Help finance future qualified educational expenses for a loved one by contributing to (or establishing) a 529 savings plan. Although contributions aren’t pretax, earnings aren’t taxed. And some states will let you deduct a portion of contributions from your state taxes. Once the plan is set up, sites such as GiftofCollege.com and LeafSavings.com offer gift cards that make it easy to contribute directly to a 529 account.

For the older teenager with earned income: Encourage a teen to think about the future by helping them start a Roth IRA. You can gift money to fund their IRA for as much as they earn up to the $6,000 limit for 2020. Stocks, U.S. Savings Bonds, and CDs also make good gifts by promoting financial literacy in young investors.

For adult children: If a family member dreams of starting their own business, provide great insights on running a business, franchising, and meeting startup challenges with a subscription to Inc. or Entrepreneur. Magazines like Forbes, Bloomberg Businessweek, or Money might fuel an interest in investing.

Or give a gift of time. Younger adults just starting out might not have enough financial resources for serious investing – but they do need a financial strategy and could benefit from the guidance of a financial professional. Even an older adult child could benefit from a financial tune-up.

While you may be doing your best to teach your children and grandchildren about personal finances, confirmation from an outside source could reinforce your message. We’d be happy to educate them on the importance of setting long-term goals, creating a budget, and setting up a financial plan.

We do not provide tax advice; coordinate with your tax advisor regarding your specific situation.

Securities America and its financial professionals do not provide tax advice. Consult a tax professional for specific details.

This commentary brought to you by J. Graydon Coghlan, CRPC
and the team at CFG Wealth Management, Inc.
4370 La Jolla Village Drive, Suite 630 San Diego, CA 92122
Phone: (858) ­550-3960 Fax: (858) ­550-3969 Toll Free: (800) ­884-5121

* The Standard & Poor’s 500 (S&P 500) is an unmanaged group of securities considered to be representative of the stock market in general. The Dow Jones Industrial Average is a price-weighted index of 30 actively traded blue-chip stocks. NASDAQ Composite Index is an unmanaged, market-weighted index of all over-the-counter common stocks traded on the National Association of Securities Dealers Automated Quotation System.
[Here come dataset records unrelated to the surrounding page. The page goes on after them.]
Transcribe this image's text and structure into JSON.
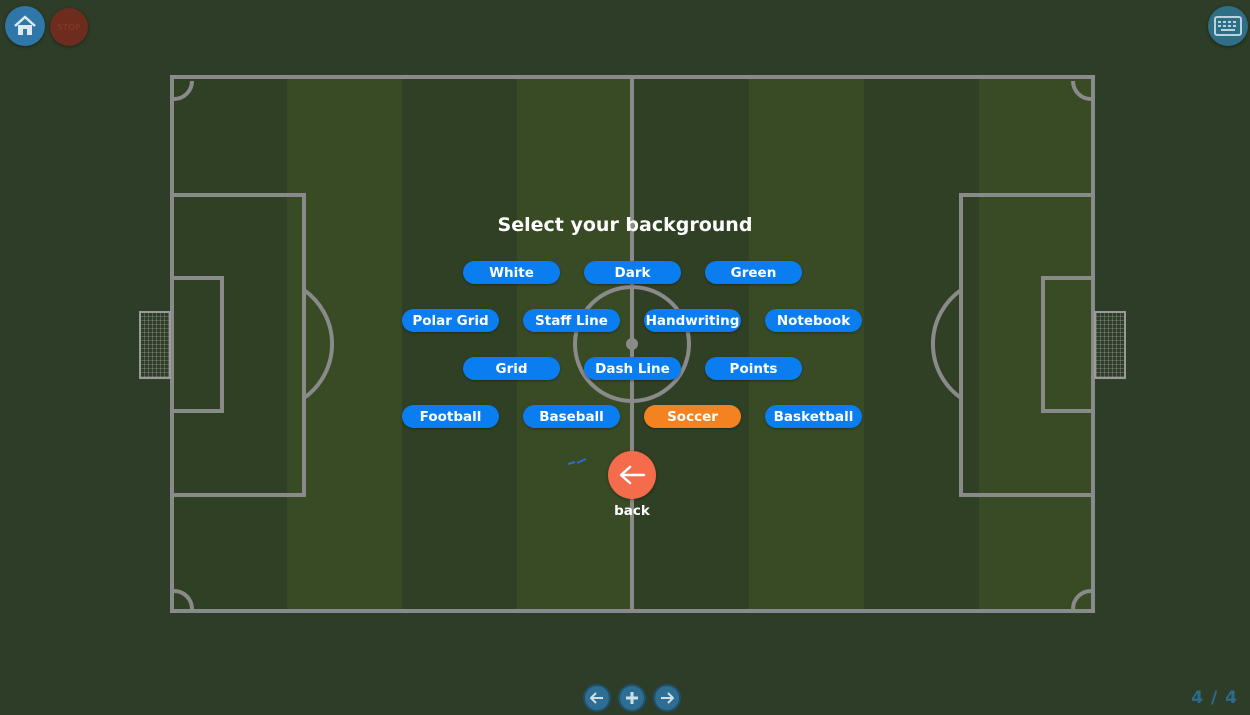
{
  "toolbar": {
    "home_icon": "home-icon",
    "stop_label": "STOP",
    "keyboard_icon": "keyboard-icon"
  },
  "panel": {
    "title": "Select your background",
    "options": [
      "White",
      "Dark",
      "Green",
      "Polar Grid",
      "Staff Line",
      "Handwriting",
      "Notebook",
      "Grid",
      "Dash Line",
      "Points",
      "Football",
      "Baseball",
      "Soccer",
      "Basketball"
    ],
    "selected": "Soccer",
    "back_label": "back"
  },
  "pager": {
    "text": "4 / 4",
    "prev_icon": "arrow-left-icon",
    "add_icon": "plus-icon",
    "next_icon": "arrow-right-icon"
  },
  "colors": {
    "background": "#2e3d27",
    "option": "#0a7ef0",
    "option_selected": "#f58220",
    "back_button": "#f46c4c",
    "field_line": "#8a8a8a"
  }
}
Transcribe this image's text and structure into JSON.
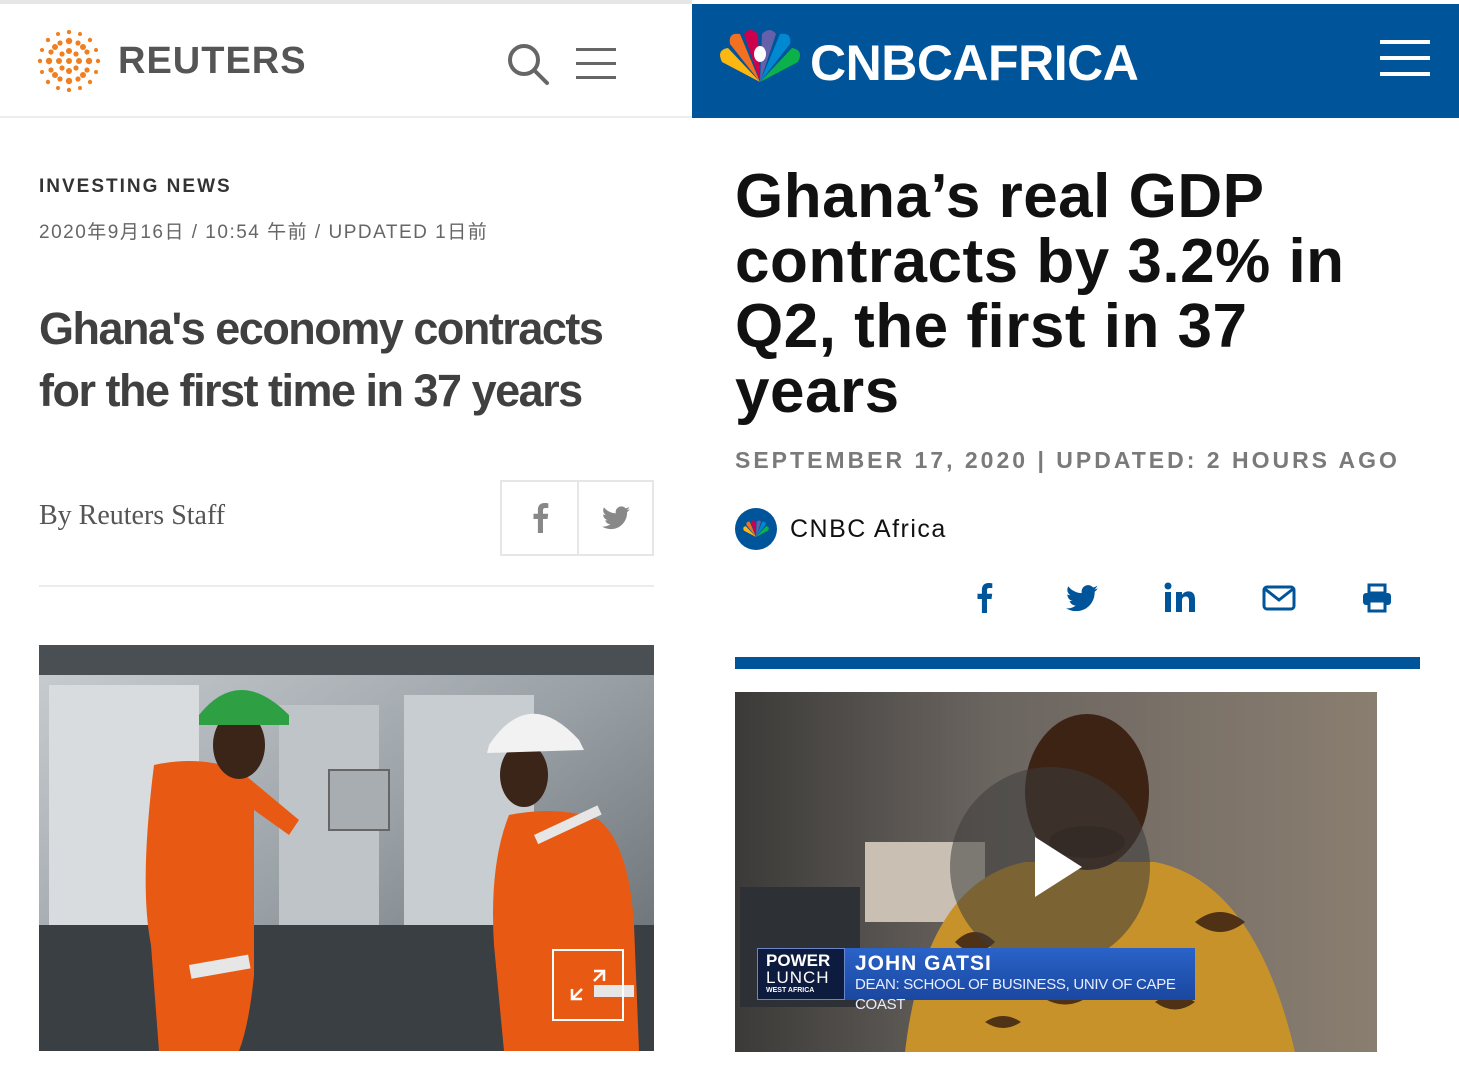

The Morgan Stanley Capital International Europe, Australia and Far East Index (MSCI EAFE Index) is a widely recognized benchmark of non-U.S. stock markets. It is an unmanaged index composed of a sample of companies representative of the market structure of 20 European and Pacific Basin countries and includes reinvestment of all dividends. Barclays Capital Aggregate Bond Index is an unmanaged index comprised of U.S. investment-grade, fixed-rate bond market securities, including government, government agency, corporate and mortgage-backed securities between one and 10 years. Written by Securities America, Copyright November 2020. All rights reserved. Securities offered through Securities America, Inc., Member FINRA/SIPC. SAI#3359282.1

Comments are closed.

Scroll To Top